I know a statement is treading on a boundary when I become nervous, defensive, and unable to openly listen to the source of the statement.

So that I’m not talking in the air, I’ll give you two examples:
“I don’t support Israel, because I don’t believe in nation states.”
“You can’t trust Muslims; Islamic tradition promotes lying.”
Alarms are going off. Boundary crossed. When I heard each of these statements, from two different people, clearly stated, I could not listen thoughtfully.

And yet, I passionately believe that we must listen beyond our box. As hard as it is, it is the only way to make real progress.

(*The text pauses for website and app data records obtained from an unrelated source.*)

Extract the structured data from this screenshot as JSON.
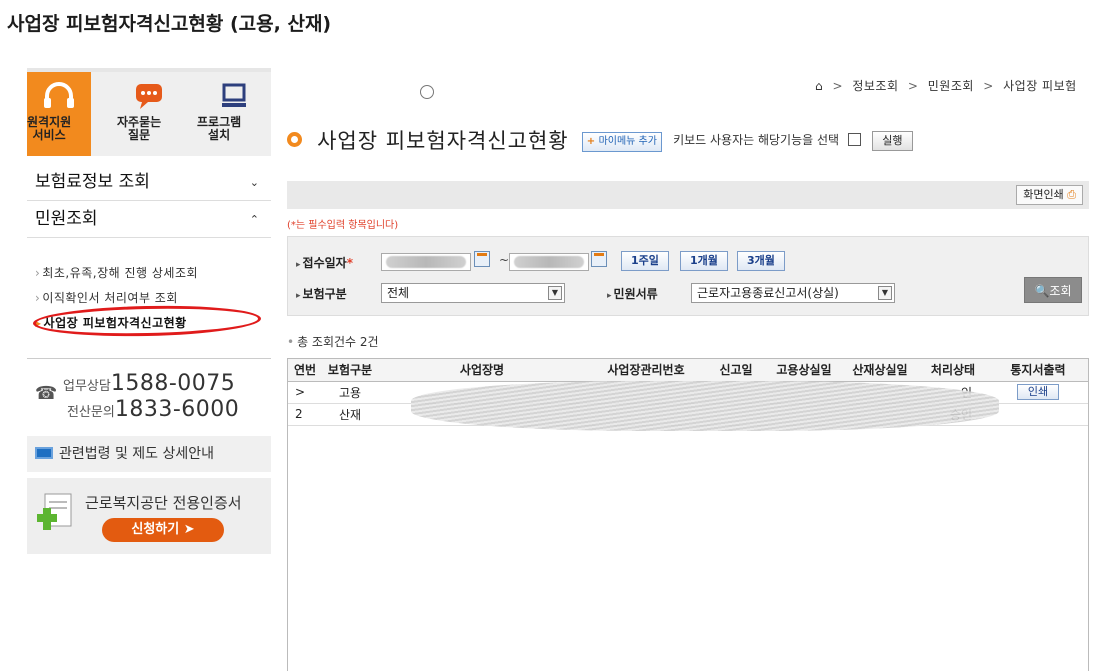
{
  "page_heading": "사업장 피보험자격신고현황 (고용, 산재)",
  "sidebar": {
    "quick_links": [
      {
        "label": "원격지원\n서비스",
        "icon": "headset-icon"
      },
      {
        "label": "자주묻는\n질문",
        "icon": "chat-bubble-icon"
      },
      {
        "label": "프로그램\n설치",
        "icon": "monitor-icon"
      }
    ],
    "menus": [
      {
        "label": "보험료정보 조회",
        "state": "collapsed"
      },
      {
        "label": "민원조회",
        "state": "expanded"
      }
    ],
    "submenu": [
      {
        "label": "최초,유족,장해 진행 상세조회"
      },
      {
        "label": "이직확인서 처리여부 조회"
      },
      {
        "label": "사업장 피보험자격신고현황"
      }
    ],
    "contact": {
      "consult_label": "업무상담",
      "consult_number": "1588-0075",
      "it_label": "전산문의",
      "it_number": "1833-6000"
    },
    "law_link": "관련법령 및 제도 상세안내",
    "cert": {
      "title": "근로복지공단 전용인증서",
      "button": "신청하기"
    }
  },
  "breadcrumb": [
    "정보조회",
    "민원조회",
    "사업장 피보험"
  ],
  "title": {
    "text": "사업장 피보험자격신고현황",
    "mymenu_button": "마이메뉴 추가",
    "keyboard_note": "키보드 사용자는 해당기능을 선택",
    "run_button": "실행"
  },
  "print_button": "화면인쇄",
  "required_note": "(*는 필수입력 항목입니다)",
  "search": {
    "receipt_date_label": "접수일자",
    "insurance_type_label": "보험구분",
    "insurance_type_value": "전체",
    "document_label": "민원서류",
    "document_value": "근로자고용종료신고서(상실)",
    "period_buttons": [
      "1주일",
      "1개월",
      "3개월"
    ],
    "search_button": "조회"
  },
  "total_count": "총 조회건수 2건",
  "table": {
    "headers": [
      "연번",
      "보험구분",
      "사업장명",
      "사업장관리번호",
      "신고일",
      "고용상실일",
      "산재상실일",
      "처리상태",
      "통지서출력"
    ],
    "rows": [
      {
        "no": ">",
        "type": "고용",
        "status": "인",
        "print": "인쇄"
      },
      {
        "no": "2",
        "type": "산재",
        "status": "승인",
        "print": ""
      }
    ]
  },
  "colors": {
    "accent": "#f28a1e",
    "link_blue": "#1a3f8a",
    "annotation_red": "#e01b1b"
  }
}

Think of my friend Jess. Her box is around climate change, and she knows it. But how can she release the walls of that one? The stakes are so high! It’s the future of our planet!

And yet, she has to be willing to loosen that box, precisely because the stakes are so high. As a prominent scientist, Jess spends a lot of time worrying about how to persuade people that climate change is real. She is chagrined about her failure with her husband’s cousin. A genuinely humble and self-reflective person, when sharing the story with me she said of herself, “I was a total jerk, to assume that if he’s smart he must agree with my perspective.”

It was obvious to her on reflection that she had no hope of persuading him, or anyone like him, to take climate change seriously, unless she was open to hearing his opinions. But the hard thing about being open to another opinion, is that you have to be willing to allow for the possibility that they might persuade you.

I began my remarks with a statement by Hillel, from the first chapter of Pirke Avot. The Talmud is filled with debates between the school of Hillel and the school of Shammai. Ultimately, Hillel’s opinions carried the day. Why? Because, the Talmud explains, the school of Hillel always taught the opinions of Shammai before their own.

Hillel has two other statements recorded in that first chapter of Pirke Avot. Do you know what the first one is?

הלל אומר, הוי מתלמידיו של אהרון. אהב שלום, ורודף שלום, אוהב את בריות ומקרבן לתורה.
“Hillel said: Be of the students of Aaron. Love peace and pursue peace. Love all creatures, and bring them closer to Torah.”

He is the famous Hillel on one foot, who refused to be judgmental of anyone. He wasn’t a pushover. He was known as Hillel HaZaken, Hillel the Elder, and he had tremendous status. But he would meet even the most crass students where they were at, and patiently explain to them the way to be better.

Why did Hillel choose Aaron as his role model for peace? Because when the people’s need for a concrete symbol of leadership became desperate, Aaron enabled them to make the golden calf. He chose the needs of the people over his most fundamental ideology.

Ideology has a way of drowning out all conflicting voices. Even as we push for action – which we must – Hillel would want us to remain tolerant and curious about opposing perspectives.

I am so proud to be a member of the CBJ community. This room is filled with people who believe in their own power to change our world, and who use it. Don’t stop lobbying our politicians. Don’t stop attending rallies, writing opinion pieces, supporting and even creating political advocacy groups.

We can do all this, and still hold on to the awareness of a moral ambiguity. A genuine willingness to hear opinions that push our boundaries is what is needed. Such openness does not have to inhibit our actions.

אם אין אני לי, מי לי If I am not for me, who will be for me?
וכשאני לעצמי, מה אני And when I am for myself, what am I?
ואם לא עכשיו, אימתי And if not now, when?

On the contrary, that openness only makes our actions stronger.